The parents’ guide to after-school childcare: childminders
How do you find an after-school childminder?
To find an after-school childminder, your first port of call is your Local Authority’s Family Information Service. The Professional Association for Childcare and Early Years (PACEY) also has an online directory of registered childminders, and many childminders advertise on local parenting listing sites. Your child’s school may also be able to help. ‘Some have lists of childminders serving the school,’ says Sue Asquith, registered childminder and PACEY spokesperson. ‘Asking other parents is another good starting point.’
Ideally, start looking for a childminder a few months before you need a place: for example at the end of the summer term for a September starter. ‘If you leave it too late you may miss out, but signing up too early means you may have to pay a retainer,’ says Sue.
What should you consider when choosing a childminder?
First, decide what you’re looking for. ‘Because childminders are self-employed, their provision varies hugely,’ says Sue. ‘If there are several with spaces, visit them all so you can compare.’ Consider ratios: some childminders only look after school-age children, whereas others have babies and toddlers too.

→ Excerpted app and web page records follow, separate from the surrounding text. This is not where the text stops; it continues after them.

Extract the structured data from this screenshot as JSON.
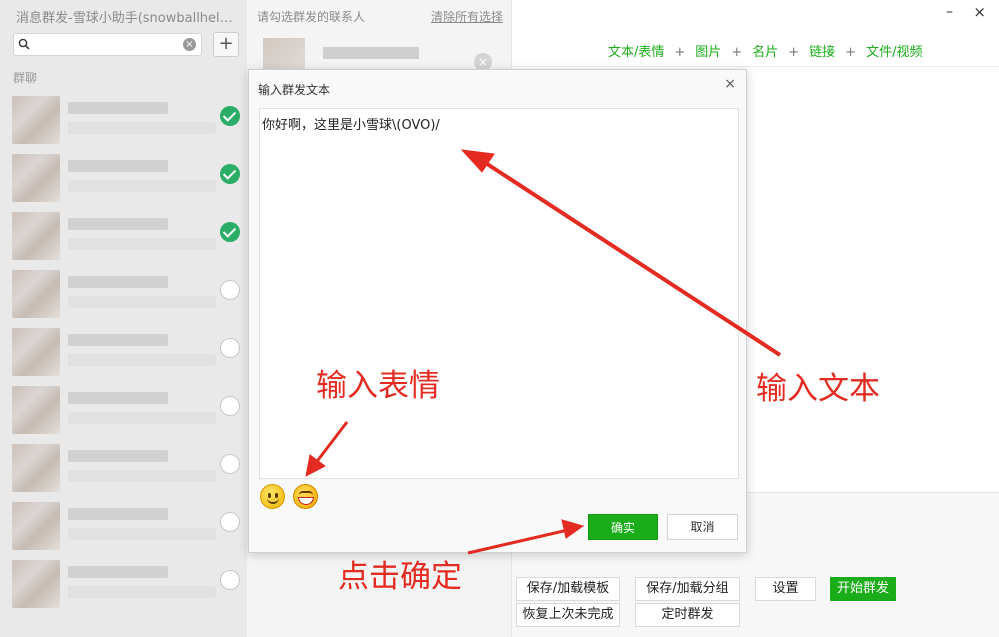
{
  "app": {
    "title": "消息群发-雪球小助手(snowballhel…",
    "window_controls": {
      "minimize": "–",
      "close": "×"
    }
  },
  "left": {
    "search": {
      "value": "",
      "placeholder": "",
      "clear": "×"
    },
    "add_label": "+",
    "section_label": "群聊",
    "rows": [
      {
        "checked": true
      },
      {
        "checked": true
      },
      {
        "checked": true
      },
      {
        "checked": false
      },
      {
        "checked": false
      },
      {
        "checked": false
      },
      {
        "checked": false
      },
      {
        "checked": false
      },
      {
        "checked": false
      }
    ]
  },
  "middle": {
    "hint": "请勾选群发的联系人",
    "clear_all": "清除所有选择",
    "remove": "×"
  },
  "right": {
    "toolbar": {
      "items": [
        "文本/表情",
        "图片",
        "名片",
        "链接",
        "文件/视频"
      ],
      "separator": "+"
    },
    "buttons": {
      "save_template": "保存/加载模板",
      "save_group": "保存/加载分组",
      "settings": "设置",
      "start": "开始群发",
      "restore": "恢复上次未完成",
      "schedule": "定时群发"
    }
  },
  "dialog": {
    "title": "输入群发文本",
    "close": "×",
    "text": "你好啊，这里是小雪球\\(OVO)/",
    "emoji": [
      "smile-icon",
      "grin-icon"
    ],
    "ok": "确实",
    "cancel": "取消"
  },
  "annotations": {
    "input_text": "输入文本",
    "input_emoji": "输入表情",
    "click_confirm": "点击确定",
    "color": "#e42b21"
  }
}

Childminders can care for up to six under-eights at any one time, but there’s no set limit on how many over-eights they look after. There’s also no compulsory register for childminders of over-eights, although most join the Ofsted voluntary register.
Other things to ask include:
- Which areas of the house are used for childminding?
- Will your child walk or be driven home from school?
- Will the childminder be looking after other children – including their own – at the same time?
- What activities are provided – and is there flexibility? ‘Sometimes children need to chill out after school; at others, they might want to run off energy in the park,’ says Sue.
- Does the childminder provide a drink and snack and/or a meal?
- If you’ll need extended childcare for the school holidays, can the childminder provide it?
- If your child has time off for holidays or illness, will you still have to pay?
- What happens if the childminder is ill? ‘Some have arrangements with other local childminders to cover illness, where ratios allow,’ says Sue.
Before you sign up, make sure that…
- You’ve read and are happy with the contract (and make sure you have a written agreement)
- You’ve seen references from other parents
- You’ve seen the childminder's Ofsted report and public liability insurance documentation
Handling tricky areas
Because your childminder is likely to be looking after several children, balancing their needs may be difficult. Here are some potential flashpoints to discuss in advance:
‘Some childminders, particularly those looking after younger children too, might provide space and facilities to do homework, but not actually help with it, while others may be more involved,’ says Sue.
Will the childminder pick up from clubs held on school premises, or transport your child to and from off-site activities? Don’t sign up for anything without checking first. Also, ask if the childminder’s own children go to any clubs, and how that will affect your child: will he spend half the afternoon watching her son’s tennis lesson?
If the childminder cooks a meal but you’d prefer your child to eat dinner at home, what will he do while they’re eating? If he eats with the childminder, will she consider his food preferences?
How much is allowed, and on what equipment? How will the childminder ensure it’s shared fairly between all the children?
If you’re delayed at work, what will happen? Some childminders impose a fine, especially if it’s a regular occurrence.
After-school childminding: how much will it cost?
According to the Daycare Trust, the average weekly fee for an after-school childminder is £72.78. Some accept childcare vouchers.
What mums say about after-school childminders…
‘The advantage of using a childminder is that William gets away from school at the end of the day: it’s a home-from-home environment. She also looks after my toddler so the boys have time together.’
Becky, mum to William, eight, and Max, three
‘My childminder’s daughter is in the same class as my son, and the friend/employee relationship can be difficult, especially if Joseph has misbehaved at school and the childminder has to relay the message.’
Jenni, mum to Joseph, seven
‘Although they love playing on the Wii or watching TV, I feel my kids get less attention than the pre-schoolers who are with the childminder all day.’
Deborah, mum to Maddie, 10, and Charlotte, seven